Weaning Baby Off Breastfeeding

Many moms find weaning to be a difficult time, and worry that the end of breastfeeding signifies the end of a special bond. Weaning your baby off breastfeeding just means that you’ll be nourishing and nurturing your little one in other ways. If you substitute what you’re “taking away” with lots of support, attention, and reassurance, it’ll be a smoother transition for both of you.

When should I wean my baby off breastfeeding?
There are no rules about when to wean, but keep in mind that the World Health Organisation recommends exclusive breastfeeding for 6 months and then continued breastfeeding combined with solid foods for a further 12-24 months or as long as mom and baby desire.

Your child could also lose interest and dictate when you wean, but bear in mind that just because your baby or toddler suddenly refuses to breastfeed for a few days, it doesn’t necessarily mean they’re ready to wean. They might just be on a nursing strike, which can be caused by:

  • Thrush, sore gums (from teething), a stuffy nose, an ear infection, or another illness that is making nursing uncomfortable or affecting his appetite.
  • Fear of breastfeeding. For instance, you may have startled him when he accidentally bit your nipple.
  • Your different smell because of a change in perfume, deodorant, soap or lotion.
  • Something you ate that’s strong or spicy that changed the taste of your breast milk.

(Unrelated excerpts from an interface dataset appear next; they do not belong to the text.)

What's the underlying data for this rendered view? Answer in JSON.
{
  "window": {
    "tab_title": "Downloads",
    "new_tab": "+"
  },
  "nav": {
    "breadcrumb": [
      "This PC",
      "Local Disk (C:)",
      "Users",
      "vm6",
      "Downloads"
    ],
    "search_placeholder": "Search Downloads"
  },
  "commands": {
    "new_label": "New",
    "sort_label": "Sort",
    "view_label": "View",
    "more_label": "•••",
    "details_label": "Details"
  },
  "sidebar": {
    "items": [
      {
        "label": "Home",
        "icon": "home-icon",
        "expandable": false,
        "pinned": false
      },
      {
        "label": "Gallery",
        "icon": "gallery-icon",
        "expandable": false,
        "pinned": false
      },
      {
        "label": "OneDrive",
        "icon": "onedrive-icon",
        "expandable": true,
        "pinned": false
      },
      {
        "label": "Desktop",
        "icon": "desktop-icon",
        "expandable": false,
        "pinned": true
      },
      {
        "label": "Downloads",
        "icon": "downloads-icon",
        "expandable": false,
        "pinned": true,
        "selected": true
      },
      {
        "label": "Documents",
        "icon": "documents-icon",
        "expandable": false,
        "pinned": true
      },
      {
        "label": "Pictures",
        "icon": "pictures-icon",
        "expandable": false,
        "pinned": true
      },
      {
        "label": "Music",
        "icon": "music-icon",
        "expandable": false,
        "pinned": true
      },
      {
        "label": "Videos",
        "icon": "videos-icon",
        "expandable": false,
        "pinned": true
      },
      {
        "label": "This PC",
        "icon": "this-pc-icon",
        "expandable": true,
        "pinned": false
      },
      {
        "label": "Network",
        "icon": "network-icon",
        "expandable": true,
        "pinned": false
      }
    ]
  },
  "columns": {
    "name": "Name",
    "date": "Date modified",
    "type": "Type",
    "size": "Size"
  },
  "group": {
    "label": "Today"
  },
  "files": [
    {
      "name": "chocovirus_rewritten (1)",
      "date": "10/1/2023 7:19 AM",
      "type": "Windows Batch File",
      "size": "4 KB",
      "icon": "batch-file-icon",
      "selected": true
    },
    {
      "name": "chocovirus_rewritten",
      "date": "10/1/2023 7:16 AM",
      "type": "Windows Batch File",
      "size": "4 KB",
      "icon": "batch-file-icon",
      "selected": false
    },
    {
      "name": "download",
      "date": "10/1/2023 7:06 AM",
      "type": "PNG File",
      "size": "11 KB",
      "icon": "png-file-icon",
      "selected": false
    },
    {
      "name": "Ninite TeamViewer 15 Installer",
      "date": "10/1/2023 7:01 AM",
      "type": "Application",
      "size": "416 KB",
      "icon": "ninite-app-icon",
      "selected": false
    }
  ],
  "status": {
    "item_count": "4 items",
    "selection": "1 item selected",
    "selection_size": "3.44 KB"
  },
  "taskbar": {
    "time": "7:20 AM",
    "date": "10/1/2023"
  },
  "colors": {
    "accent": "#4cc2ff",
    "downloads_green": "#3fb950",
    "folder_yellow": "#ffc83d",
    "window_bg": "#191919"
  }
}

Weaning Guide:

  • Avoid going cold turkey as this could be stressful for your baby, and could cause plugged milk ducts or an infection for you.
  • Start slowly by skipping the mid-morning or late-afternoon feed, when your child is less likely to be very hungry. Alternatively, keep shortening a feed until it has been eliminated.
  • Substitute the skipped feed with lots of cuddling and skin-to-skin contact so your baby knows he can be comforted without nursing. Older children may need a distraction during missed meal times, like a toy.
  • Gradually substitute one feed per day with formula for the first week, two the next, and so on. To wean a baby 1 year and older, give them a sippy cup with your breast milk, or iron-fortified formula feed.
  • At night, change your child’s bedtime routine so they disassociate it with a feed from you. Move the rocking chair you usually share into another room, reschedule bath time, or have your spouse put your child to bed instead of you.
  • If your child won’t accept the bottle from you, see if they’ll let your partner feed them instead.
  • Since breastfeeding is comforting for your child, as you limit their access to it, increase the amount of loving attention you give them.
  • To avoid the discomfort of overfilled breasts, express just enough breast milk to relieve the pressure.

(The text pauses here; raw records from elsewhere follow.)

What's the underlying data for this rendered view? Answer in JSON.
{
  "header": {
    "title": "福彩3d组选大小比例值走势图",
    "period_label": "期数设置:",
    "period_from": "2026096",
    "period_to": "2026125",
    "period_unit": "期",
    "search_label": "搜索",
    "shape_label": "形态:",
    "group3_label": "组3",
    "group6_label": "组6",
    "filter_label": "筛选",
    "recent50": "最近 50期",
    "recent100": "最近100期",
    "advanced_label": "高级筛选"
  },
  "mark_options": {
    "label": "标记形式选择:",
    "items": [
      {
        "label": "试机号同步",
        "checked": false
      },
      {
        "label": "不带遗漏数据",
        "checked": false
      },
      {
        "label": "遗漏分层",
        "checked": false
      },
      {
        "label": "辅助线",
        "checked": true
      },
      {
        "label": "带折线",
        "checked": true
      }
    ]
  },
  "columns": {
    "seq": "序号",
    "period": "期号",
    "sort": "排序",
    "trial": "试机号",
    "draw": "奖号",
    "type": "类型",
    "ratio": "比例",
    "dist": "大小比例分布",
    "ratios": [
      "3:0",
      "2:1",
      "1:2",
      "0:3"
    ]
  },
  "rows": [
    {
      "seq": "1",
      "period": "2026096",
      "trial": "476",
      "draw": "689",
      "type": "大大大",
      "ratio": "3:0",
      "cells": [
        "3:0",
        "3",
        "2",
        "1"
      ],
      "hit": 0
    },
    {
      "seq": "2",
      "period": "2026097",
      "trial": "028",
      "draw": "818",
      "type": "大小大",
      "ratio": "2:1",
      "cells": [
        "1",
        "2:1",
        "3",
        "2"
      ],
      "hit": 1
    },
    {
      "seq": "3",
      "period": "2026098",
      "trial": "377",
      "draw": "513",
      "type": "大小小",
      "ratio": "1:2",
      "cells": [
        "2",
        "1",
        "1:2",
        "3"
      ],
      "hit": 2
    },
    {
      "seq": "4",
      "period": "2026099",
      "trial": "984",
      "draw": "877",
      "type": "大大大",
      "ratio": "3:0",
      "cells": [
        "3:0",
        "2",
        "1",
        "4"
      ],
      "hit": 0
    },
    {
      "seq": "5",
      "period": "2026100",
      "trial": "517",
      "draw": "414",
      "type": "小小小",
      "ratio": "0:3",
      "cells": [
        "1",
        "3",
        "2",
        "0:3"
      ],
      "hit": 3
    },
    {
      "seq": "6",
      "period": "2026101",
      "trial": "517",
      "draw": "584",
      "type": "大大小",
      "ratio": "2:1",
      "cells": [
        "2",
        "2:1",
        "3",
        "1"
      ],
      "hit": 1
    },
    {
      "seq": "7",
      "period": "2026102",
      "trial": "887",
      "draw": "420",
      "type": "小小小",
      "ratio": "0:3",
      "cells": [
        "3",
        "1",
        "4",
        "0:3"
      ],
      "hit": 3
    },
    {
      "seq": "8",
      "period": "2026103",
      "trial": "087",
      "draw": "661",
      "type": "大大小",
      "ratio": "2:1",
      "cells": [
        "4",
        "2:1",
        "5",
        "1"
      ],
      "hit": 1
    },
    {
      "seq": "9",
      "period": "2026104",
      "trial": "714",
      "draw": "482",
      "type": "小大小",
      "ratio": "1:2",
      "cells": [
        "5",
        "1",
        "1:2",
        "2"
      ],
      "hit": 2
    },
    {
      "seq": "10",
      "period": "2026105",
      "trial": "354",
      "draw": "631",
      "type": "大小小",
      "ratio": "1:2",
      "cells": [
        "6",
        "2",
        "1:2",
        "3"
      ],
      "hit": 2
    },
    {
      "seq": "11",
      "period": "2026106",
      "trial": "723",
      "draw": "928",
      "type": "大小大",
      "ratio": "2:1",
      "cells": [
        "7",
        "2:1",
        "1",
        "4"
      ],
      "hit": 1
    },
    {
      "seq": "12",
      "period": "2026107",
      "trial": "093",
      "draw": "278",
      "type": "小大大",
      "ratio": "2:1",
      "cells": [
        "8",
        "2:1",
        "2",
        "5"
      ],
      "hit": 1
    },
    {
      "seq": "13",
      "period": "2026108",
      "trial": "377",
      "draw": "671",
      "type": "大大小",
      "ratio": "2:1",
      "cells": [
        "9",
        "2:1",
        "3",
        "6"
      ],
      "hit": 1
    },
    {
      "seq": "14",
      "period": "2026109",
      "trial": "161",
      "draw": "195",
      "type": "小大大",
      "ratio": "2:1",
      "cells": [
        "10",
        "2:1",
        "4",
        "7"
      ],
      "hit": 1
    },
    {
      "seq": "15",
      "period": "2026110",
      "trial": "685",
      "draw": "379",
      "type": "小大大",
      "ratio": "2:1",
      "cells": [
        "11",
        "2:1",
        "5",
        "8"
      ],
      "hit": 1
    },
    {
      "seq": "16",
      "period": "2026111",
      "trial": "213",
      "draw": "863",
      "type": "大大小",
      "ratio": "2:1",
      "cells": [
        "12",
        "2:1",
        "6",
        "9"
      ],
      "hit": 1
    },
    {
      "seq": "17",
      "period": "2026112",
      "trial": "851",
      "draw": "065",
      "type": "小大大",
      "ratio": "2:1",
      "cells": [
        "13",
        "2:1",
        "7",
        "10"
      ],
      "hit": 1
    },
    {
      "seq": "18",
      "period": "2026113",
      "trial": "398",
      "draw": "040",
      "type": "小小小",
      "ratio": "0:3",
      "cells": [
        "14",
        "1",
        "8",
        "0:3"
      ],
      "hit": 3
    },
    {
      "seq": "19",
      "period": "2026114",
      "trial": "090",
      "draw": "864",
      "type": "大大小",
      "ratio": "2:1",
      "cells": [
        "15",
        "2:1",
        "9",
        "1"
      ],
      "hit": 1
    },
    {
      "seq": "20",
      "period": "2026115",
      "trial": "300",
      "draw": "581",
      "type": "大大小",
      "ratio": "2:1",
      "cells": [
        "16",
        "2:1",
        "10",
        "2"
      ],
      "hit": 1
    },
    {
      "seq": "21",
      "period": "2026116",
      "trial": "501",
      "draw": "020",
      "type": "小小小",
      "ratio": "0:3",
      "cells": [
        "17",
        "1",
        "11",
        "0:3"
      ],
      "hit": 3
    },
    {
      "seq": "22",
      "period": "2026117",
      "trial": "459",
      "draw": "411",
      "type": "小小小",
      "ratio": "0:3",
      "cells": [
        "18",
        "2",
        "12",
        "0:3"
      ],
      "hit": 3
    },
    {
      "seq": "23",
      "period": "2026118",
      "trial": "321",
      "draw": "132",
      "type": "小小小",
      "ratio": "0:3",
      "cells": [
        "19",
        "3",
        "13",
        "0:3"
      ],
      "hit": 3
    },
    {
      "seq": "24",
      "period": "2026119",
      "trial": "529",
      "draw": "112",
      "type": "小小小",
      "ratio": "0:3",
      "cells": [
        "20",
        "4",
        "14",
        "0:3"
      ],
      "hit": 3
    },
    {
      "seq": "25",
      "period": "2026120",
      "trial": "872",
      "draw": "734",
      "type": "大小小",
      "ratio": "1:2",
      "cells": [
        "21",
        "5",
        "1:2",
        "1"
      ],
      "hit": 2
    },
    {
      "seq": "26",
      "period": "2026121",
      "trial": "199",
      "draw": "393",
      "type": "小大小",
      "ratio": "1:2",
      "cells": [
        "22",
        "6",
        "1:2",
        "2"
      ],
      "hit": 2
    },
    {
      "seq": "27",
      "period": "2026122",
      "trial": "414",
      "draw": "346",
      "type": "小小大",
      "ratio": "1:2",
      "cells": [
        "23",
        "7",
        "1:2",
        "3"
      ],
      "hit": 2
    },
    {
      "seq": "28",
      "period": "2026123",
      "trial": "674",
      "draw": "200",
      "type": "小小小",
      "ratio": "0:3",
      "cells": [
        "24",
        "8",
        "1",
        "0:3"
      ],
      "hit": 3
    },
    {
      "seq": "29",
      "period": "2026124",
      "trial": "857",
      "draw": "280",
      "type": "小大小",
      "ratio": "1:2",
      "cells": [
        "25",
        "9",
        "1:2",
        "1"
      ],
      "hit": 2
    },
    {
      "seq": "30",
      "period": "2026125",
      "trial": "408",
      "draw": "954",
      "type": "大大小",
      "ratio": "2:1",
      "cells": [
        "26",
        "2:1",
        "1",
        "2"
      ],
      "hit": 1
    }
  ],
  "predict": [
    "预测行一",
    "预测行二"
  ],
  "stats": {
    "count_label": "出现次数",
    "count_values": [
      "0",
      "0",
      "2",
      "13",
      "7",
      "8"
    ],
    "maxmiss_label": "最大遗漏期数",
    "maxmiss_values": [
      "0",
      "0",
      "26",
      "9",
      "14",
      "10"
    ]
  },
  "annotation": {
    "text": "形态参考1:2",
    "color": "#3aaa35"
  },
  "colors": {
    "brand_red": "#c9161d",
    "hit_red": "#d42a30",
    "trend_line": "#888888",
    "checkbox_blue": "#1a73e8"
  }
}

If you’ve tried everything to wean your child and it still isn’t working, maybe the time isn’t right. Sometimes your baby might be sick, or there might be too much to adjust to at that time. If so, try again in a few weeks’ time.

Disclaimer: Breastfeeding is best for babies. WHO recommends exclusive breastfeeding for six months. PURITY fully supports this with continued breastfeeding, along with the introduction of complementary food as advised by healthcare professionals.